═════ DATA TO PROCESS

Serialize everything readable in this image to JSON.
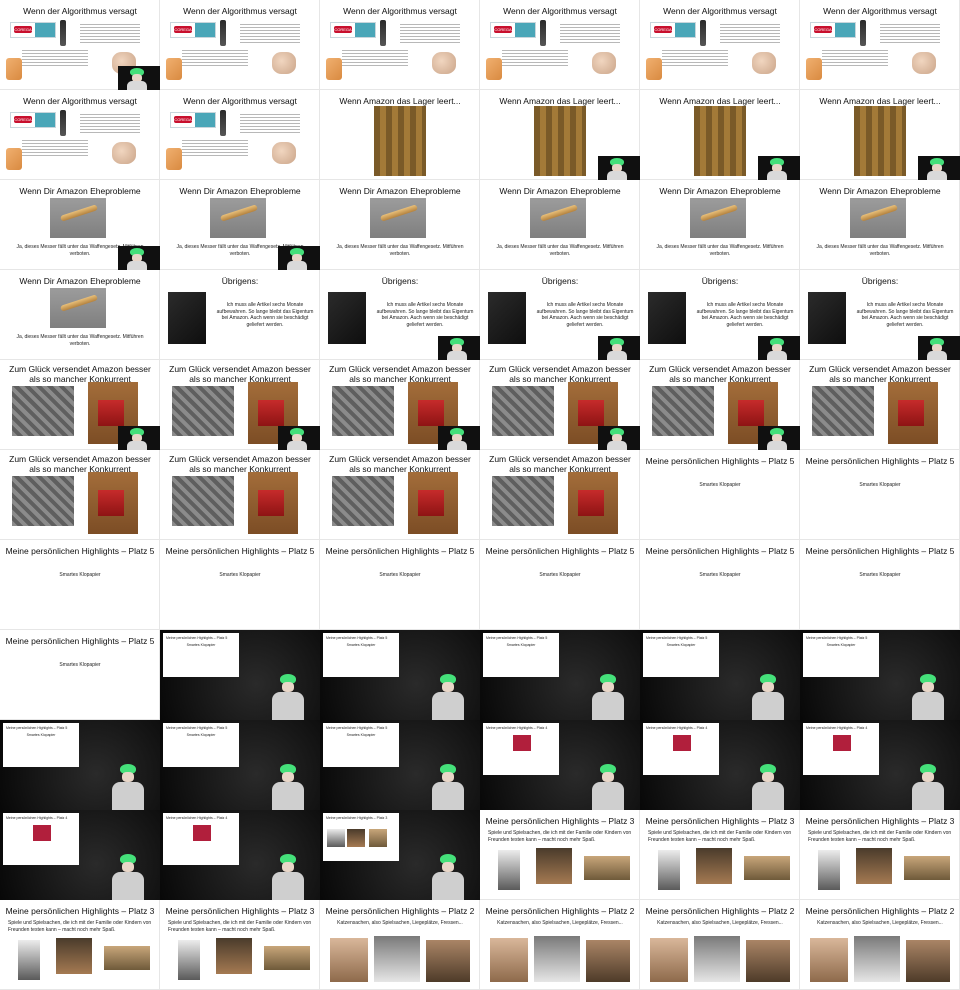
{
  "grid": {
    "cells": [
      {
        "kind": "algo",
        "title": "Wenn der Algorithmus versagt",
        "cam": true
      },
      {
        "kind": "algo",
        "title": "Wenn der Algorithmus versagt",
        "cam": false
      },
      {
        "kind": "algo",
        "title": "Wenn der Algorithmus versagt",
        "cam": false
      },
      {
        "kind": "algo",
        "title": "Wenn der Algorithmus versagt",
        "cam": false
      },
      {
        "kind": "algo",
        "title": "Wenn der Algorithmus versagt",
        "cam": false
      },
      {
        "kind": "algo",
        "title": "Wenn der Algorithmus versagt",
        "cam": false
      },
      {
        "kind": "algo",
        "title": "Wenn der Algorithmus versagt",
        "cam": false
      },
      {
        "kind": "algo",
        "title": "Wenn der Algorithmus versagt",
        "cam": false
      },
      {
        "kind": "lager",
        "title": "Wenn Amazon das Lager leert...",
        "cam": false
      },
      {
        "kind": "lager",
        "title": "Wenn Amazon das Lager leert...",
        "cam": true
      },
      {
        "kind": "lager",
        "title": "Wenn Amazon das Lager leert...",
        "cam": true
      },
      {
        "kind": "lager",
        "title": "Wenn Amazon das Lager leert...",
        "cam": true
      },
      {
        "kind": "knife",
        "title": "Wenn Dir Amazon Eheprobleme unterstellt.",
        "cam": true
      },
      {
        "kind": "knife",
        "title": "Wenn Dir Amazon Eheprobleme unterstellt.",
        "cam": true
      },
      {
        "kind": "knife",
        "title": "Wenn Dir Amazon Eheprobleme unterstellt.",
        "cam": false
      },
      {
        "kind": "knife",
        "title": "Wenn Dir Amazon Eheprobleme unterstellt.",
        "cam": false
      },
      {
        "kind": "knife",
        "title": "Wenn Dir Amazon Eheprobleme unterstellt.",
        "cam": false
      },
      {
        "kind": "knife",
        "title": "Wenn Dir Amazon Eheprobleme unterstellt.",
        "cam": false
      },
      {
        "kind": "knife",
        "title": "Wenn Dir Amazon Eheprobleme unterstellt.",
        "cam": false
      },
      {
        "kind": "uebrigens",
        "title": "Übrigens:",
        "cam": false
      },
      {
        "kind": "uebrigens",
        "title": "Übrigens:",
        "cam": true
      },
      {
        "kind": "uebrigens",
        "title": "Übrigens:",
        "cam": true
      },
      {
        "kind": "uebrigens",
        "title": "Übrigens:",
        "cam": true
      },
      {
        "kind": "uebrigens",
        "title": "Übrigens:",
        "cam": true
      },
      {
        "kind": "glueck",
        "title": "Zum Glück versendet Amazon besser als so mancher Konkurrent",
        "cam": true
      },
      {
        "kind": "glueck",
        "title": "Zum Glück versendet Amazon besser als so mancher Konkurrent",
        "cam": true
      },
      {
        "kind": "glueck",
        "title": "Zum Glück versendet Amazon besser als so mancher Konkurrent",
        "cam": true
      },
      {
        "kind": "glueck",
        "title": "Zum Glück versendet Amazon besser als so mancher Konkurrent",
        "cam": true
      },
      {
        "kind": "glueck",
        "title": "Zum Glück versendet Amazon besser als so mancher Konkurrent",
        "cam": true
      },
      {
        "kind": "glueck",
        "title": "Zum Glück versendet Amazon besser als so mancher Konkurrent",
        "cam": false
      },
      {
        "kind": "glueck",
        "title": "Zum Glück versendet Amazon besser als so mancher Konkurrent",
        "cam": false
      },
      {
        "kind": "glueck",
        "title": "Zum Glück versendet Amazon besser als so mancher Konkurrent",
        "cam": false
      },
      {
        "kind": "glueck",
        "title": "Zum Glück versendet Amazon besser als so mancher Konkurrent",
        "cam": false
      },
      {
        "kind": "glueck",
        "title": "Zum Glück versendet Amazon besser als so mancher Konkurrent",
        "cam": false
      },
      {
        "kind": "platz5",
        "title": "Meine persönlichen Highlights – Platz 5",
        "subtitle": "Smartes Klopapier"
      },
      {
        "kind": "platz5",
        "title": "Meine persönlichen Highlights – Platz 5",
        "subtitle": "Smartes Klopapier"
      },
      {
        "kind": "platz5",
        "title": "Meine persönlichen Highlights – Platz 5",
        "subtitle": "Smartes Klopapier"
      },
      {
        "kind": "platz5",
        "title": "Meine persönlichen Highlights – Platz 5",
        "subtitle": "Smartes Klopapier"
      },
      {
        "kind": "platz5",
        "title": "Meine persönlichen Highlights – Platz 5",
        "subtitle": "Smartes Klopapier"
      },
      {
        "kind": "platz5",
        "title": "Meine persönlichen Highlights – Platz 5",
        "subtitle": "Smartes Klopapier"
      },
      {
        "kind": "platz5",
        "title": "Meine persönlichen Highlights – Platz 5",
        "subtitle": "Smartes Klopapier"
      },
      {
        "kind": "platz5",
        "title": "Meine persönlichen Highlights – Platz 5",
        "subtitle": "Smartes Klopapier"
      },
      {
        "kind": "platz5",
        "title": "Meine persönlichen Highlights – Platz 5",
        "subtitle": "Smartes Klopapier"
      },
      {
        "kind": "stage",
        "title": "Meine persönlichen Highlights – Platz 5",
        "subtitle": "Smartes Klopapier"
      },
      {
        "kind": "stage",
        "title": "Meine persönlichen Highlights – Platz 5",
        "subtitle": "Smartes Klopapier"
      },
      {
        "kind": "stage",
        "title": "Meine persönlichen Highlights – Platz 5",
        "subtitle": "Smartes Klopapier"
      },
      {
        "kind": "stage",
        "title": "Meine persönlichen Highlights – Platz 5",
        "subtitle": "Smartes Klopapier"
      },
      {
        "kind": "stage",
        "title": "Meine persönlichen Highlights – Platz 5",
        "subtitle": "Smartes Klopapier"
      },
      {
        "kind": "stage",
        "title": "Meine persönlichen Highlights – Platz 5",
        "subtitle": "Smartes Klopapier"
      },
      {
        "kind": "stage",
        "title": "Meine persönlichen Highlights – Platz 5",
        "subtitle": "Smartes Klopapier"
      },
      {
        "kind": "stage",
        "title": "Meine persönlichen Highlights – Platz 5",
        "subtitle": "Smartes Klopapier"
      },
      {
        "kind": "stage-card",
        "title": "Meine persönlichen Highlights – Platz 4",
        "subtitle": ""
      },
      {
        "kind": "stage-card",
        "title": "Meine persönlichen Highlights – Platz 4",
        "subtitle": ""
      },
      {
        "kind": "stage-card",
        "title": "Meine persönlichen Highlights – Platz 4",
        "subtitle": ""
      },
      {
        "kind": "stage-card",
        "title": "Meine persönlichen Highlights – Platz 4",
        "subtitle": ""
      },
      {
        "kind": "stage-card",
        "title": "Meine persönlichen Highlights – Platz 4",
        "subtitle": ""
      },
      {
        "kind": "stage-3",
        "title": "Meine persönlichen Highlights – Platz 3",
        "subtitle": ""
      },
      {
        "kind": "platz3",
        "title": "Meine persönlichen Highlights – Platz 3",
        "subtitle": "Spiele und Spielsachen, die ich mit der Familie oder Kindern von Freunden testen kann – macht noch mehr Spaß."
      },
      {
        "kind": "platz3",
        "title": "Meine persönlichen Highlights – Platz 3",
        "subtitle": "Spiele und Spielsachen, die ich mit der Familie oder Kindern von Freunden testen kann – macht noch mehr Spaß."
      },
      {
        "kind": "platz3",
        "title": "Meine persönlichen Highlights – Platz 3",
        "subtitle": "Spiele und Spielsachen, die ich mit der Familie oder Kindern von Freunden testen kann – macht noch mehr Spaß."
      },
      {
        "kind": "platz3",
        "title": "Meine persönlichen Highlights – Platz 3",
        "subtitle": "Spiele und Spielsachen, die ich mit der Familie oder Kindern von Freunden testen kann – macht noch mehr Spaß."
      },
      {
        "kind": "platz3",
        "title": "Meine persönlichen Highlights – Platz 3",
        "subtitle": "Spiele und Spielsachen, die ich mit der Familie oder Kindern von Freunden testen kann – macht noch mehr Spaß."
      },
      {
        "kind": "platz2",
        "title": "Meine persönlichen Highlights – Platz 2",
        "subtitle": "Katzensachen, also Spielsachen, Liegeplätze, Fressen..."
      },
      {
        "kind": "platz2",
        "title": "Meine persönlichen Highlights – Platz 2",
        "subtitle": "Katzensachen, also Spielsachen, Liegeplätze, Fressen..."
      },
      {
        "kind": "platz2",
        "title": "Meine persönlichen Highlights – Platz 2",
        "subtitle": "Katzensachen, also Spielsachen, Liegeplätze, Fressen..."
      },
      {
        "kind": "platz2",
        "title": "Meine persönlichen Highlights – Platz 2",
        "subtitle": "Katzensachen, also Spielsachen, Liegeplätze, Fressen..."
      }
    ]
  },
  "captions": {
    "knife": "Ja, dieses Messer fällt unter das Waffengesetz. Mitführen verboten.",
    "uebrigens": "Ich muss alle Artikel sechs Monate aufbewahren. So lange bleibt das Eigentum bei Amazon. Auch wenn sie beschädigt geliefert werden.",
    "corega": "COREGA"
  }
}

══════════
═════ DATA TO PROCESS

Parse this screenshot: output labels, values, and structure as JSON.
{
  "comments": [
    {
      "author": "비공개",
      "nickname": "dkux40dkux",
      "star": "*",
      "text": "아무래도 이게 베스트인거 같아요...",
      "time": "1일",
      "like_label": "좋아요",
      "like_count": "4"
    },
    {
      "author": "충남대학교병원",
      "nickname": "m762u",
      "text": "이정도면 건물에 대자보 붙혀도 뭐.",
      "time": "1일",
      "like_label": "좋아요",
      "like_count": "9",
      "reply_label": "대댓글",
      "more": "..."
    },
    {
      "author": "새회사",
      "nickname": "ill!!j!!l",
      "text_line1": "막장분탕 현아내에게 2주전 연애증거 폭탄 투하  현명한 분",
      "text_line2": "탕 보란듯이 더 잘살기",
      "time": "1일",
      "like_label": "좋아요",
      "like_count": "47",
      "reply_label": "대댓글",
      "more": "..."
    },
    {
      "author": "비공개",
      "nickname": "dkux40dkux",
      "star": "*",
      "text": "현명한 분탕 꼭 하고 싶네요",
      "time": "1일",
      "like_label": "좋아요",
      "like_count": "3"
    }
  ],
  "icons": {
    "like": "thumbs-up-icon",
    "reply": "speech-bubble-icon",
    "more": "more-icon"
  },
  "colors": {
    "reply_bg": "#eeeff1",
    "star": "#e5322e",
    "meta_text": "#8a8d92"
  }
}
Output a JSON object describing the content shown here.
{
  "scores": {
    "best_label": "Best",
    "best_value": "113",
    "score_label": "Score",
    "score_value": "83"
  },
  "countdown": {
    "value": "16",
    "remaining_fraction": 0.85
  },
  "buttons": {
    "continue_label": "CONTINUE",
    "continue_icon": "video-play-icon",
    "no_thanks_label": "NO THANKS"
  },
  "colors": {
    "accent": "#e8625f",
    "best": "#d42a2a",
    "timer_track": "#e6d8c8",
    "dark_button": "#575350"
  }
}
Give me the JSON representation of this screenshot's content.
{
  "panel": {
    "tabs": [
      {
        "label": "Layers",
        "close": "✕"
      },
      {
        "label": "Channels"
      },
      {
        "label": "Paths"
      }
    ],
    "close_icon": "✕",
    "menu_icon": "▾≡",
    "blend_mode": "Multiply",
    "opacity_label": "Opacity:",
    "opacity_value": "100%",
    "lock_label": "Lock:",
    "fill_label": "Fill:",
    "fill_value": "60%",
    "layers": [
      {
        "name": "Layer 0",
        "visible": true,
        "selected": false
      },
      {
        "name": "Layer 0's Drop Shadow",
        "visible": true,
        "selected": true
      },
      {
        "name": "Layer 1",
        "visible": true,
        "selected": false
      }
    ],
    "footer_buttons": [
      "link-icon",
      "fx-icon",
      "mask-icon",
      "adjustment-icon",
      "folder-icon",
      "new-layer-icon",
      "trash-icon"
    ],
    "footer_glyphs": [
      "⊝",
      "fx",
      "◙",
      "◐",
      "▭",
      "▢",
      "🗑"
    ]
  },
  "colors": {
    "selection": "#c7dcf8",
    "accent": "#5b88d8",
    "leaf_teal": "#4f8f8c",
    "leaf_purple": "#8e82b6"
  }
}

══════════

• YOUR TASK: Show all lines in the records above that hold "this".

• ANSWER SECTION:
Serialize everything readable in this image to JSON.
Parse this screenshot: output labels, values, and structure as JSON.
Give me the JSON representation of this screenshot's content.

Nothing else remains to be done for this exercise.